[ENTRIES PROVIDED]
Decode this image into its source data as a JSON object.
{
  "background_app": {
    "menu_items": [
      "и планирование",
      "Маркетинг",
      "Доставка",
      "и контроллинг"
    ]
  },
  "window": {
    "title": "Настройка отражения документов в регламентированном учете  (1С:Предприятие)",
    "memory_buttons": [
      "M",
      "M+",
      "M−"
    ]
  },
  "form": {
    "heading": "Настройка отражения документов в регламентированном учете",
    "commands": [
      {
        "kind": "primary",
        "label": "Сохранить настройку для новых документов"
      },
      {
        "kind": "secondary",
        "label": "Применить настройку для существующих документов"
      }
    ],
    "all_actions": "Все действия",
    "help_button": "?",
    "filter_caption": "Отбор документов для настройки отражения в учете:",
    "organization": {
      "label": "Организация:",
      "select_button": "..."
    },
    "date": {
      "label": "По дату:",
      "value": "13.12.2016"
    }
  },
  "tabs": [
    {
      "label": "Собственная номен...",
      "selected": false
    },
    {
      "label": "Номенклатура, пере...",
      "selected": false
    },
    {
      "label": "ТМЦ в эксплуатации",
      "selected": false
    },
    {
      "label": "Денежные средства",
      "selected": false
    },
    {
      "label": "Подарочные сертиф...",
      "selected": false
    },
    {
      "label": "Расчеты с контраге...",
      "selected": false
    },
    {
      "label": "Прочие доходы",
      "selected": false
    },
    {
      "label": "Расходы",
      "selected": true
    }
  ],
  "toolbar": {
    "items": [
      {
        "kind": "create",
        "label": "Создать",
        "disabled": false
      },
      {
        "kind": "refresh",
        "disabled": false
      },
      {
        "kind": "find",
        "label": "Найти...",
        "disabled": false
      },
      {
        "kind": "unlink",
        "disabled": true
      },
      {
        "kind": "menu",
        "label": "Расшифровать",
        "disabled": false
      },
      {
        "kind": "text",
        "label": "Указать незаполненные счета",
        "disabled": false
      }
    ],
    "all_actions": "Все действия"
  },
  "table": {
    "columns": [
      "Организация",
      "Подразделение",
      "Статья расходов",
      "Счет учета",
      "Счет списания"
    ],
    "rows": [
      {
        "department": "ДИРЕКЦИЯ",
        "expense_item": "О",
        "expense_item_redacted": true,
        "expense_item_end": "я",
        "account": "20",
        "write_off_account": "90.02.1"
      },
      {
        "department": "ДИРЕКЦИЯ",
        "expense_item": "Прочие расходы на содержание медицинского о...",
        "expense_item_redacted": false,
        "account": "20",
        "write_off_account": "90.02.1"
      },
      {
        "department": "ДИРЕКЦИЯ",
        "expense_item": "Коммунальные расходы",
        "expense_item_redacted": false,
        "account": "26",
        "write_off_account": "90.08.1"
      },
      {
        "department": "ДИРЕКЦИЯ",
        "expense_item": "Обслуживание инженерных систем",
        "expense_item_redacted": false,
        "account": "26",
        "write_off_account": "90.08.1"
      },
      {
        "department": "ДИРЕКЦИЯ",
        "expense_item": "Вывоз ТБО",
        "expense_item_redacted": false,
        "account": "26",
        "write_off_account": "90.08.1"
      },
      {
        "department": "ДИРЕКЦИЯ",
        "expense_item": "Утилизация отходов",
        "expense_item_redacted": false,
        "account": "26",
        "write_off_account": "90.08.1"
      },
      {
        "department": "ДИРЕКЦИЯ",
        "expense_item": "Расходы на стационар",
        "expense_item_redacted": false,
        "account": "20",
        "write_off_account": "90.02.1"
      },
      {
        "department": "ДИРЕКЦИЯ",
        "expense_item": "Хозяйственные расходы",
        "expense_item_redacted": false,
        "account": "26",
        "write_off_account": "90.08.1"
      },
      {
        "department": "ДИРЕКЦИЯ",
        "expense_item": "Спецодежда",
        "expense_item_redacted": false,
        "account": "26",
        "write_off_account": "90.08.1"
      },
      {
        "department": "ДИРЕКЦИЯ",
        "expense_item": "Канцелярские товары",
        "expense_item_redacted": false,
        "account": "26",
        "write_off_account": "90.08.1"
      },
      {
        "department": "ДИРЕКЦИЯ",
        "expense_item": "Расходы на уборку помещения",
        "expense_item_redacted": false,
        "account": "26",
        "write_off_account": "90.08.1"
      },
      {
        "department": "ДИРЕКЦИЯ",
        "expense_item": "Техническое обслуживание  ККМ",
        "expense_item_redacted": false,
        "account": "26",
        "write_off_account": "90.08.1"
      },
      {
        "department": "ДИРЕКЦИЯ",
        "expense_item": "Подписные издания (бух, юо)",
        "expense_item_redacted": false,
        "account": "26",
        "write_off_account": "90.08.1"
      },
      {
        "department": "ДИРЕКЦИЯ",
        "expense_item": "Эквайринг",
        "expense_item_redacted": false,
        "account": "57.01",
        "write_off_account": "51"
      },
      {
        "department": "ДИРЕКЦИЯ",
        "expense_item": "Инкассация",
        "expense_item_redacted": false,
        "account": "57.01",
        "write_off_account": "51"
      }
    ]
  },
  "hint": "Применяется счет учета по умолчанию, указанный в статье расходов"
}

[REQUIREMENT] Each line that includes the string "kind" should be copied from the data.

[PROBLEM SOLUTION]
        "kind": "primary",
        "kind": "secondary",
        "kind": "create",
        "kind": "refresh",
        "kind": "find",
        "kind": "unlink",
        "kind": "menu",
        "kind": "text",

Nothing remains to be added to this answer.